According to the report, investigators interviewed Johnson in mid-February. Johnson described “challenges” she encountered as director, the report says. According to a summary of Johnson’s interview in the report, Johnson had to document “poor performance” of staff who “operated like they needed a boss to tell them what to do.”
“Externally, Johnson felt unheard, left out of the loop, and set up to fail,” investigators wrote in their summary, saying that Johnson “felt like key information was being withheld from her.” Johnson also described in an interview that she and her staff were a “team of Avengers,” according to the investigators’ summary.
“Do Captain America or T’Challa have time to micromanage?” the summary of the interview states. “Johnson and her staff are the ‘McKinsey’ of equity, meaning they are innovators.”
Investigators did not conduct a follow-up interview. It had been rescheduled because Johnson was on leave.
On March 22, investigators contacted Johnson to confirm a follow-up interview two days later, but did not hear back by noon the next day, assumed Johnson was still on leave and canceled it.
After that, on March 30, in a statement to investigators attached to an email, Johnson said she was choosing to waive her “right to reschedule” the meeting set for March 24.
“If this decision means that, by default, what has been said about me without me stands as fact, so be it,” Johnson said, saying she did not want to participate “in this triangulating behavior.”
“My truth is that I am more than willing to make myself available to meet with you and the person(s) bringing the allegation(s)/concern(s), as is my custom,” she said. “Seeking reconciliation is more important to me than seeking to prove who is right.”
“Finally, it goes against my nature to engage in a public diatribe, especially with people whom I respect, value, and appreciate for simply being vibranium (a gift),” Johnson wrote. “My destiny depends on this decision and destiny demands that I move forward.”
Governor appoints acting director
Last week, Inslee appointed Megan Matthews, the office’s director of shared power design, as acting director.

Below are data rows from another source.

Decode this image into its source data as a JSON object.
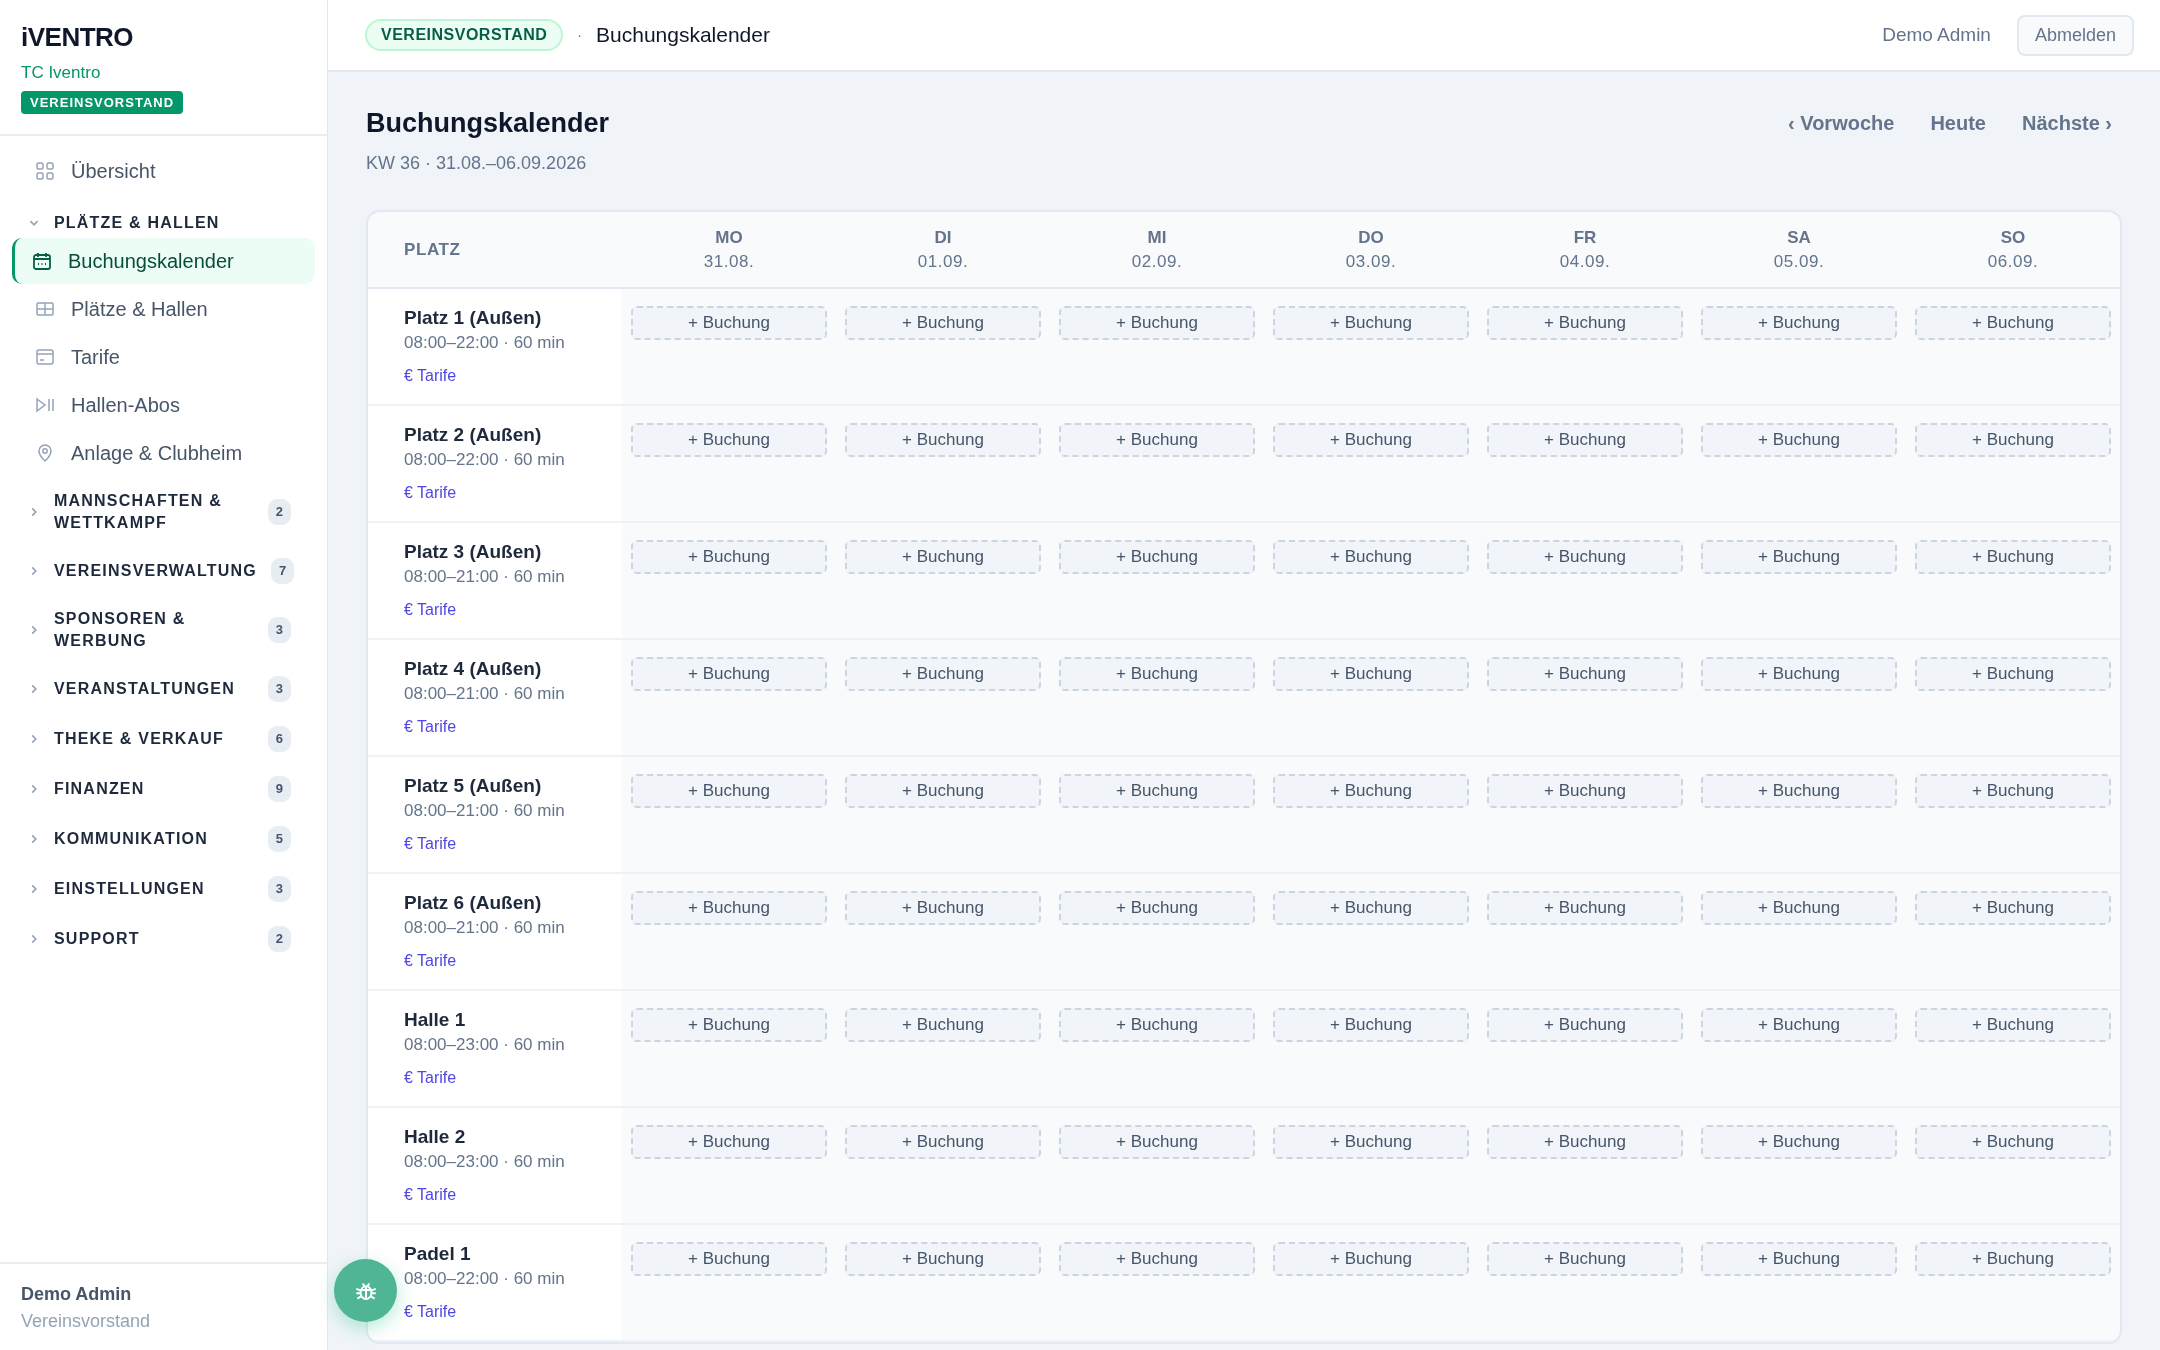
{
  "sidebar": {
    "brand": "iVENTRO",
    "club": "TC Iventro",
    "role_badge": "VEREINSVORSTAND",
    "nav": [
      {
        "kind": "link",
        "label": "Übersicht",
        "selected": false
      },
      {
        "kind": "group",
        "label": "PLÄTZE & HALLEN",
        "expanded": true,
        "children": [
          {
            "kind": "link",
            "label": "Buchungskalender",
            "selected": true
          },
          {
            "kind": "link",
            "label": "Plätze & Hallen",
            "selected": false
          },
          {
            "kind": "link",
            "label": "Tarife",
            "selected": false
          },
          {
            "kind": "link",
            "label": "Hallen-Abos",
            "selected": false
          },
          {
            "kind": "link",
            "label": "Anlage & Clubheim",
            "selected": false
          }
        ]
      },
      {
        "kind": "group",
        "label": "MANNSCHAFTEN & WETTKAMPF",
        "expanded": false,
        "count": "2"
      },
      {
        "kind": "group",
        "label": "VEREINSVERWALTUNG",
        "expanded": false,
        "count": "7"
      },
      {
        "kind": "group",
        "label": "SPONSOREN & WERBUNG",
        "expanded": false,
        "count": "3"
      },
      {
        "kind": "group",
        "label": "VERANSTALTUNGEN",
        "expanded": false,
        "count": "3"
      },
      {
        "kind": "group",
        "label": "THEKE & VERKAUF",
        "expanded": false,
        "count": "6"
      },
      {
        "kind": "group",
        "label": "FINANZEN",
        "expanded": false,
        "count": "9"
      },
      {
        "kind": "group",
        "label": "KOMMUNIKATION",
        "expanded": false,
        "count": "5"
      },
      {
        "kind": "group",
        "label": "EINSTELLUNGEN",
        "expanded": false,
        "count": "3"
      },
      {
        "kind": "group",
        "label": "SUPPORT",
        "expanded": false,
        "count": "2"
      }
    ],
    "user": {
      "name": "Demo Admin",
      "role": "Vereinsvorstand"
    }
  },
  "topbar": {
    "role_pill": "VEREINSVORSTAND",
    "separator": "·",
    "page": "Buchungskalender",
    "user": "Demo Admin",
    "logout": "Abmelden"
  },
  "page": {
    "title": "Buchungskalender",
    "subtitle": "KW 36 · 31.08.–06.09.2026",
    "nav": [
      "‹ Vorwoche",
      "Heute",
      "Nächste ›"
    ]
  },
  "calendar": {
    "first_column": "PLATZ",
    "days": [
      {
        "day": "MO",
        "date": "31.08."
      },
      {
        "day": "DI",
        "date": "01.09."
      },
      {
        "day": "MI",
        "date": "02.09."
      },
      {
        "day": "DO",
        "date": "03.09."
      },
      {
        "day": "FR",
        "date": "04.09."
      },
      {
        "day": "SA",
        "date": "05.09."
      },
      {
        "day": "SO",
        "date": "06.09."
      }
    ],
    "rows": [
      {
        "name": "Platz 1 (Außen)",
        "hours": "08:00–22:00 · 60 min",
        "tariff": "€ Tarife",
        "slots": [
          "+ Buchung",
          "+ Buchung",
          "+ Buchung",
          "+ Buchung",
          "+ Buchung",
          "+ Buchung",
          "+ Buchung"
        ]
      },
      {
        "name": "Platz 2 (Außen)",
        "hours": "08:00–22:00 · 60 min",
        "tariff": "€ Tarife",
        "slots": [
          "+ Buchung",
          "+ Buchung",
          "+ Buchung",
          "+ Buchung",
          "+ Buchung",
          "+ Buchung",
          "+ Buchung"
        ]
      },
      {
        "name": "Platz 3 (Außen)",
        "hours": "08:00–21:00 · 60 min",
        "tariff": "€ Tarife",
        "slots": [
          "+ Buchung",
          "+ Buchung",
          "+ Buchung",
          "+ Buchung",
          "+ Buchung",
          "+ Buchung",
          "+ Buchung"
        ]
      },
      {
        "name": "Platz 4 (Außen)",
        "hours": "08:00–21:00 · 60 min",
        "tariff": "€ Tarife",
        "slots": [
          "+ Buchung",
          "+ Buchung",
          "+ Buchung",
          "+ Buchung",
          "+ Buchung",
          "+ Buchung",
          "+ Buchung"
        ]
      },
      {
        "name": "Platz 5 (Außen)",
        "hours": "08:00–21:00 · 60 min",
        "tariff": "€ Tarife",
        "slots": [
          "+ Buchung",
          "+ Buchung",
          "+ Buchung",
          "+ Buchung",
          "+ Buchung",
          "+ Buchung",
          "+ Buchung"
        ]
      },
      {
        "name": "Platz 6 (Außen)",
        "hours": "08:00–21:00 · 60 min",
        "tariff": "€ Tarife",
        "slots": [
          "+ Buchung",
          "+ Buchung",
          "+ Buchung",
          "+ Buchung",
          "+ Buchung",
          "+ Buchung",
          "+ Buchung"
        ]
      },
      {
        "name": "Halle 1",
        "hours": "08:00–23:00 · 60 min",
        "tariff": "€ Tarife",
        "slots": [
          "+ Buchung",
          "+ Buchung",
          "+ Buchung",
          "+ Buchung",
          "+ Buchung",
          "+ Buchung",
          "+ Buchung"
        ]
      },
      {
        "name": "Halle 2",
        "hours": "08:00–23:00 · 60 min",
        "tariff": "€ Tarife",
        "slots": [
          "+ Buchung",
          "+ Buchung",
          "+ Buchung",
          "+ Buchung",
          "+ Buchung",
          "+ Buchung",
          "+ Buchung"
        ]
      },
      {
        "name": "Padel 1",
        "hours": "08:00–22:00 · 60 min",
        "tariff": "€ Tarife",
        "slots": [
          "+ Buchung",
          "+ Buchung",
          "+ Buchung",
          "+ Buchung",
          "+ Buchung",
          "+ Buchung",
          "+ Buchung"
        ]
      }
    ]
  }
}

In a message to the governor’s cabinet and staff on Thursday, Chief of Staff Jamila Thomas and Deputy Chief of Staff Kelly Wicker said Matthews’ appointment “brings some welcome stability to the agency.”
“Launching a new office like this requires boldness and audacity, and we are grateful Dr. Johnson could bring that spirit to this work,” Thomas and Wicker wrote. “Sustaining that work, however, also requires that Equity’s leader is able to utilize the agency’s full team and empower and support them to do their best work. We have a responsibility to ensure that this agency is established upon the strong foundation needed to meet its mandate and advance equity and justice for all.”
In a joint statement Tuesday, the members of color caucuses and Black legislative caucus in the Washington Legislature said the governor’s appointment of an interim director signaled “the importance and immediacy that the work of the Office of Equity continues.”
“As the process moves forward, we remain committed to ensuring that the Office of Equity is successful,” they said. “We know that dismantling systems is hard work and more than just bold statements or fancy reports.”
They asked that the governor include the state’s ethnic commissions and agencies, “as well as new voices and representation,” in choosing the office’s next permanent director.